One side of its platform has its back to the wall, the other wants its pound of flesh. One side is desperate for money, the other greedy for returns. One side is ruing the death of an easy business model, the other yearning for a market-beating asset class.
All around is the murky swamp of real estate.
In the middle sits SmartOwner, run by smarts and shrouded in secrecy. And working backwards to retrofit a legal structure into a business model.
No one can say with conviction what it really is. Is it a crowdfunding platform? Perhaps. Is it a fractional ownership platform? Maybe. Is it a real estate broker? You could say that. Is it an investment platform? Definitely.
A question is posed to Vikram Chari, SmartOwner’s co-founder and chairman, “Do you see yourself as a broker or a financier?”
A bit of both, he says.
After trying his hand at investing in real estate in the US, Chari moved to India after being nudged by some friends. And like most returnees, he started investing in early-stage real estate projects, called “pre-launch” in real estate parlance. In the realm of real estate speculators, buying and selling pre-launch properties before the developer sold the units to buyers. When the developer found an end buyer for the units, Chari made money for his customers by selling the stake in the company and the units that were blocked against the investment.

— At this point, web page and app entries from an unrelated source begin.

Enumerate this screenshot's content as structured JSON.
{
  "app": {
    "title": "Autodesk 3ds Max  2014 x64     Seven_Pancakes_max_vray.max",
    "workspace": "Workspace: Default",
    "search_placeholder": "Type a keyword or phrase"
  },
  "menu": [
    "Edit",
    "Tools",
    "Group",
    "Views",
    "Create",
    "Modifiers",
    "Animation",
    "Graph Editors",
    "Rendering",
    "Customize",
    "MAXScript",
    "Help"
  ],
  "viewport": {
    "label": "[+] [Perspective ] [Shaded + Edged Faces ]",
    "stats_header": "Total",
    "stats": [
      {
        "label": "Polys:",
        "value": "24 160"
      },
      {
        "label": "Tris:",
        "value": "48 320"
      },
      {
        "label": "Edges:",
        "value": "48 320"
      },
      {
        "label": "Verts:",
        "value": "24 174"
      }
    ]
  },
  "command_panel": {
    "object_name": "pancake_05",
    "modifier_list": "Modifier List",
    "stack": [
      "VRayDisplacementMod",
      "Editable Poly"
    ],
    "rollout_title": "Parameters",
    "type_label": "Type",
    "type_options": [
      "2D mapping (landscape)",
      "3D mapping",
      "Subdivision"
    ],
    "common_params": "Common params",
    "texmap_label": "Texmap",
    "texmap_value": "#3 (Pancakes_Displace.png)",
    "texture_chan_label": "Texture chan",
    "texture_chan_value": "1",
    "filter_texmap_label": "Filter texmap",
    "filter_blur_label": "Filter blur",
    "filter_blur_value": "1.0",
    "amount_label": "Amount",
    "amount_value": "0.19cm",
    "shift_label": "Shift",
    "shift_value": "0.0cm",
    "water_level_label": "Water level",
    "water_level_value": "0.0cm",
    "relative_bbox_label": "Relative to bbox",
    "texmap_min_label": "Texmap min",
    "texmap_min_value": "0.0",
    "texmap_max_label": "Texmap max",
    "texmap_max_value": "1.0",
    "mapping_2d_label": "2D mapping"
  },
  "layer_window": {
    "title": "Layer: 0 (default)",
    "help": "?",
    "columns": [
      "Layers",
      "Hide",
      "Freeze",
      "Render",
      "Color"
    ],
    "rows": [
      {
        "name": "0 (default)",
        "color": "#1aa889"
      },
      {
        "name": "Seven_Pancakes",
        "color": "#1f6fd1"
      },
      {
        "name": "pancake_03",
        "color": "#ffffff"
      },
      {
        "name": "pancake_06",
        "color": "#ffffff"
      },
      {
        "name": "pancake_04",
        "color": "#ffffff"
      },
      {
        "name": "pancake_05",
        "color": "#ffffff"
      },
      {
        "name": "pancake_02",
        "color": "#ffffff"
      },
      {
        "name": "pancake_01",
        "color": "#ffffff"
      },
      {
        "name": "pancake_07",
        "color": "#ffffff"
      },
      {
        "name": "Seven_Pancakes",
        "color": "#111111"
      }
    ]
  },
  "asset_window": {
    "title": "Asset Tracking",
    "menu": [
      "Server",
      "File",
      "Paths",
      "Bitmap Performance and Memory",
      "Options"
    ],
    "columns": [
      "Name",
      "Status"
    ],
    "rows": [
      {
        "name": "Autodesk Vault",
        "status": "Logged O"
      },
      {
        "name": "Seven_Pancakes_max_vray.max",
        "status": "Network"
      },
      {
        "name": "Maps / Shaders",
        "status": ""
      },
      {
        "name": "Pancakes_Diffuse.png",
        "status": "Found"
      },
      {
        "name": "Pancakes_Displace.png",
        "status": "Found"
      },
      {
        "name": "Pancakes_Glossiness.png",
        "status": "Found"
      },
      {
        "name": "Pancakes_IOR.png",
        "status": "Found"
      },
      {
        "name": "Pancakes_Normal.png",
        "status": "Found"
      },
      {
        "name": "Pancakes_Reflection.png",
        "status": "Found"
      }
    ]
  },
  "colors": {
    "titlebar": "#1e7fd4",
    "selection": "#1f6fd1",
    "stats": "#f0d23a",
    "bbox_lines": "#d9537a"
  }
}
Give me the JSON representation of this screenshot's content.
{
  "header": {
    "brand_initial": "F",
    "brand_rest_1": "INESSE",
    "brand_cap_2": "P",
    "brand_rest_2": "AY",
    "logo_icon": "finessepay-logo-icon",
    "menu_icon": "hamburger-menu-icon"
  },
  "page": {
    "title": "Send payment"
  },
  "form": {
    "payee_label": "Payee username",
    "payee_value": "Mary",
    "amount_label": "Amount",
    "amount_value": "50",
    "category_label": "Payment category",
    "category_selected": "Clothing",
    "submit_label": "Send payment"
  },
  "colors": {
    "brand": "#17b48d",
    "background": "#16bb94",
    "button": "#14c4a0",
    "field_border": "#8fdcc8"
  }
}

“It’s practically a real estate broker who’s setting up an AIF (Alternative Investment Fund) to get the best deals,” says Vivek Mimani, partner at law firm Khaitan & Co.
According to a progress report of the company reviewed by The Ken, out of the 18 projects SmartOwner has funded, the company has given a return of 20-31% return on investment per annum since 2012. This is closer to returns offered on equity share of some of the top public companies.
“It sounds like these guys have already done something and now they are trying to put together the legal route to do this,” says Roshan D’Silva founder and CEO of holiday home rental portal Tripvillas, when asked about the company’s move to set up its own private equity fund i.e. AIF.
Perhaps it’s time to understand what exactly it is that SmartOwner does.
India’s real estate boom in the 2000s turned property into a commodity. Before the government reformed the sector with a new set of fairly stringent laws, residential property development was largely opaque and rested on the easy model of developers “launching” new projects, collecting money from buyers, then using some of it to start constructing what they promised, and diverting a lot to other projects.